What the exercise asks: Return, from the data that follows, each line that holds the word "Perform".

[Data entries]
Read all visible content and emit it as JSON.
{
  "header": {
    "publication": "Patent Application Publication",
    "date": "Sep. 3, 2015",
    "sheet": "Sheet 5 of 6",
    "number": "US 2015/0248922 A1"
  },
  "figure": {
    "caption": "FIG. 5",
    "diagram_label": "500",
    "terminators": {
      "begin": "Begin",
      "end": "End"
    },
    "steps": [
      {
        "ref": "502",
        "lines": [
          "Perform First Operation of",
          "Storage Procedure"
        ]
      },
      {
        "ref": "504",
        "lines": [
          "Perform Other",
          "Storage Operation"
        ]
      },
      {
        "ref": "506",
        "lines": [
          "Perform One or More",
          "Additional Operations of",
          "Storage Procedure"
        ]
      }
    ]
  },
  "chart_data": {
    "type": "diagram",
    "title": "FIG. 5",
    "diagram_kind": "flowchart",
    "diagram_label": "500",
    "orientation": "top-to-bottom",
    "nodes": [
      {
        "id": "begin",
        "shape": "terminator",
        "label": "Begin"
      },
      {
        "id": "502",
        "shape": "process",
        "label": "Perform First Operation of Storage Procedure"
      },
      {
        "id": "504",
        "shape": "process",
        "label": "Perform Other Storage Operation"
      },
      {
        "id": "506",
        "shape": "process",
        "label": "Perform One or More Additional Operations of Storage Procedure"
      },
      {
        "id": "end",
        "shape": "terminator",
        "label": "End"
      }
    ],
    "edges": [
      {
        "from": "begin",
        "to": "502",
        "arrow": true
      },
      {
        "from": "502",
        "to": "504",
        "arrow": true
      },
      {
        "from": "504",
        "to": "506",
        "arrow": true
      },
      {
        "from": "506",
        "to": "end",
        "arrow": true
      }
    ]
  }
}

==

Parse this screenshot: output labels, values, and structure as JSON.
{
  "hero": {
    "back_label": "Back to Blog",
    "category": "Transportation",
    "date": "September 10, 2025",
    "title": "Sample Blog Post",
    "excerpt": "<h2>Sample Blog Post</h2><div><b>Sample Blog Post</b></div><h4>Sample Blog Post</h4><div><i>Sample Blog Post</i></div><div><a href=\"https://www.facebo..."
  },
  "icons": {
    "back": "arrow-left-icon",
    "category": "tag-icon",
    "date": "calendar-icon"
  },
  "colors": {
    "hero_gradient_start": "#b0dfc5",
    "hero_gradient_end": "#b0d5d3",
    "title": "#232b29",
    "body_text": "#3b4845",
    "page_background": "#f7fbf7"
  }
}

Reply:
          "Perform First Operation of",
          "Perform Other",
          "Perform One or More",
        "label": "Perform First Operation of Storage Procedure"
        "label": "Perform Other Storage Operation"
        "label": "Perform One or More Additional Operations of Storage Procedure"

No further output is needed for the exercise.